Performed by Glenn Murray
This work represents my first attempt at writing a substantial work for the violin and I am thrilled to dedicate it to my dear friend, Glenn Murray. Glenn and I have beed friends for twenty years now and it is largely thanks to him that I have been able to find the inspiration to write this work. Over the years Glenn has shared not only his wealth of string playing knowledge but also well his great collection of violin recordings with me.
I purposely set out to write a violin work that is different from most of the other standard repertoire works for the violin. Each movement represents a style of music that I enjoy writing and listening to and it is hoped that performers that select this work to play with also listen to the musical styles that each movement requires some aural awareness of. After all, I believe that as composers that we can never fully write everything that we hear in our heads on the page and that at least 30 percent or more of the stylistic content and tonal nuances has to be provided by the performer’s experience and technical expertise of the style that they are interpreting. Some of the more obvious stylistic forms present in this work are:
Cheers and enjoy! Andy Firth (Sept. 2012).
The story behind Bach’s Pianola.
J.S Bach is working on a fugue late one night when suddenly a pianola from the 20th Century drops into his room. Bach puts aside the piece he is working on and wanders over to the pianola and sits down. As he begins to pedal he hears music that he’d never imagined-ragtime, waltzes and swing! The more music he hears, the faster he pedals.

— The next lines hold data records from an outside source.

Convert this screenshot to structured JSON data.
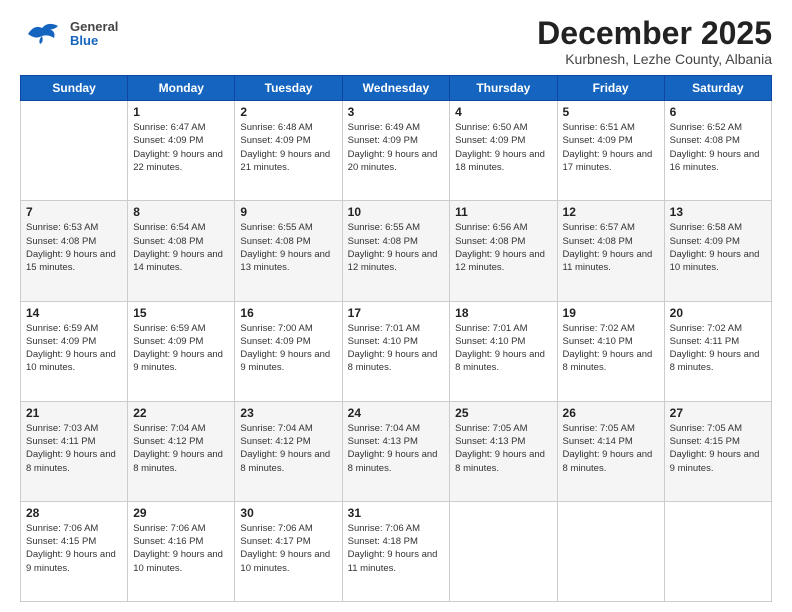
{
  "header": {
    "logo": {
      "general": "General",
      "blue": "Blue"
    },
    "title": "December 2025",
    "location": "Kurbnesh, Lezhe County, Albania"
  },
  "days_of_week": [
    "Sunday",
    "Monday",
    "Tuesday",
    "Wednesday",
    "Thursday",
    "Friday",
    "Saturday"
  ],
  "weeks": [
    [
      {
        "day": "",
        "sunrise": "",
        "sunset": "",
        "daylight": ""
      },
      {
        "day": "1",
        "sunrise": "Sunrise: 6:47 AM",
        "sunset": "Sunset: 4:09 PM",
        "daylight": "Daylight: 9 hours and 22 minutes."
      },
      {
        "day": "2",
        "sunrise": "Sunrise: 6:48 AM",
        "sunset": "Sunset: 4:09 PM",
        "daylight": "Daylight: 9 hours and 21 minutes."
      },
      {
        "day": "3",
        "sunrise": "Sunrise: 6:49 AM",
        "sunset": "Sunset: 4:09 PM",
        "daylight": "Daylight: 9 hours and 20 minutes."
      },
      {
        "day": "4",
        "sunrise": "Sunrise: 6:50 AM",
        "sunset": "Sunset: 4:09 PM",
        "daylight": "Daylight: 9 hours and 18 minutes."
      },
      {
        "day": "5",
        "sunrise": "Sunrise: 6:51 AM",
        "sunset": "Sunset: 4:09 PM",
        "daylight": "Daylight: 9 hours and 17 minutes."
      },
      {
        "day": "6",
        "sunrise": "Sunrise: 6:52 AM",
        "sunset": "Sunset: 4:08 PM",
        "daylight": "Daylight: 9 hours and 16 minutes."
      }
    ],
    [
      {
        "day": "7",
        "sunrise": "Sunrise: 6:53 AM",
        "sunset": "Sunset: 4:08 PM",
        "daylight": "Daylight: 9 hours and 15 minutes."
      },
      {
        "day": "8",
        "sunrise": "Sunrise: 6:54 AM",
        "sunset": "Sunset: 4:08 PM",
        "daylight": "Daylight: 9 hours and 14 minutes."
      },
      {
        "day": "9",
        "sunrise": "Sunrise: 6:55 AM",
        "sunset": "Sunset: 4:08 PM",
        "daylight": "Daylight: 9 hours and 13 minutes."
      },
      {
        "day": "10",
        "sunrise": "Sunrise: 6:55 AM",
        "sunset": "Sunset: 4:08 PM",
        "daylight": "Daylight: 9 hours and 12 minutes."
      },
      {
        "day": "11",
        "sunrise": "Sunrise: 6:56 AM",
        "sunset": "Sunset: 4:08 PM",
        "daylight": "Daylight: 9 hours and 12 minutes."
      },
      {
        "day": "12",
        "sunrise": "Sunrise: 6:57 AM",
        "sunset": "Sunset: 4:08 PM",
        "daylight": "Daylight: 9 hours and 11 minutes."
      },
      {
        "day": "13",
        "sunrise": "Sunrise: 6:58 AM",
        "sunset": "Sunset: 4:09 PM",
        "daylight": "Daylight: 9 hours and 10 minutes."
      }
    ],
    [
      {
        "day": "14",
        "sunrise": "Sunrise: 6:59 AM",
        "sunset": "Sunset: 4:09 PM",
        "daylight": "Daylight: 9 hours and 10 minutes."
      },
      {
        "day": "15",
        "sunrise": "Sunrise: 6:59 AM",
        "sunset": "Sunset: 4:09 PM",
        "daylight": "Daylight: 9 hours and 9 minutes."
      },
      {
        "day": "16",
        "sunrise": "Sunrise: 7:00 AM",
        "sunset": "Sunset: 4:09 PM",
        "daylight": "Daylight: 9 hours and 9 minutes."
      },
      {
        "day": "17",
        "sunrise": "Sunrise: 7:01 AM",
        "sunset": "Sunset: 4:10 PM",
        "daylight": "Daylight: 9 hours and 8 minutes."
      },
      {
        "day": "18",
        "sunrise": "Sunrise: 7:01 AM",
        "sunset": "Sunset: 4:10 PM",
        "daylight": "Daylight: 9 hours and 8 minutes."
      },
      {
        "day": "19",
        "sunrise": "Sunrise: 7:02 AM",
        "sunset": "Sunset: 4:10 PM",
        "daylight": "Daylight: 9 hours and 8 minutes."
      },
      {
        "day": "20",
        "sunrise": "Sunrise: 7:02 AM",
        "sunset": "Sunset: 4:11 PM",
        "daylight": "Daylight: 9 hours and 8 minutes."
      }
    ],
    [
      {
        "day": "21",
        "sunrise": "Sunrise: 7:03 AM",
        "sunset": "Sunset: 4:11 PM",
        "daylight": "Daylight: 9 hours and 8 minutes."
      },
      {
        "day": "22",
        "sunrise": "Sunrise: 7:04 AM",
        "sunset": "Sunset: 4:12 PM",
        "daylight": "Daylight: 9 hours and 8 minutes."
      },
      {
        "day": "23",
        "sunrise": "Sunrise: 7:04 AM",
        "sunset": "Sunset: 4:12 PM",
        "daylight": "Daylight: 9 hours and 8 minutes."
      },
      {
        "day": "24",
        "sunrise": "Sunrise: 7:04 AM",
        "sunset": "Sunset: 4:13 PM",
        "daylight": "Daylight: 9 hours and 8 minutes."
      },
      {
        "day": "25",
        "sunrise": "Sunrise: 7:05 AM",
        "sunset": "Sunset: 4:13 PM",
        "daylight": "Daylight: 9 hours and 8 minutes."
      },
      {
        "day": "26",
        "sunrise": "Sunrise: 7:05 AM",
        "sunset": "Sunset: 4:14 PM",
        "daylight": "Daylight: 9 hours and 8 minutes."
      },
      {
        "day": "27",
        "sunrise": "Sunrise: 7:05 AM",
        "sunset": "Sunset: 4:15 PM",
        "daylight": "Daylight: 9 hours and 9 minutes."
      }
    ],
    [
      {
        "day": "28",
        "sunrise": "Sunrise: 7:06 AM",
        "sunset": "Sunset: 4:15 PM",
        "daylight": "Daylight: 9 hours and 9 minutes."
      },
      {
        "day": "29",
        "sunrise": "Sunrise: 7:06 AM",
        "sunset": "Sunset: 4:16 PM",
        "daylight": "Daylight: 9 hours and 10 minutes."
      },
      {
        "day": "30",
        "sunrise": "Sunrise: 7:06 AM",
        "sunset": "Sunset: 4:17 PM",
        "daylight": "Daylight: 9 hours and 10 minutes."
      },
      {
        "day": "31",
        "sunrise": "Sunrise: 7:06 AM",
        "sunset": "Sunset: 4:18 PM",
        "daylight": "Daylight: 9 hours and 11 minutes."
      },
      {
        "day": "",
        "sunrise": "",
        "sunset": "",
        "daylight": ""
      },
      {
        "day": "",
        "sunrise": "",
        "sunset": "",
        "daylight": ""
      },
      {
        "day": "",
        "sunrise": "",
        "sunset": "",
        "daylight": ""
      }
    ]
  ]
}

He plays the pianola for a few hours and then after nearly destroying the pianola with his energy and untamed enthusiasm, he goes back to writing his fugue. But as he begins to write again, he is unable to block this new and wonderful music he has just heard from his mind and as such begins to incorporate it into his fugue.
Dedicated to Philippe Geiss and the Strasbourg Saxophone Ensemble.
Commissioned by Sax & Co for the XVI World Sax Congress in St Andrews Scotland - 2012.
Includes Score and Parts: sopranino, soprano 1, soprano 2, alto 1, alto 2, alto 3, tenor 1, tenor 2, tenor 3, baritone 1, baritone 2, bass sax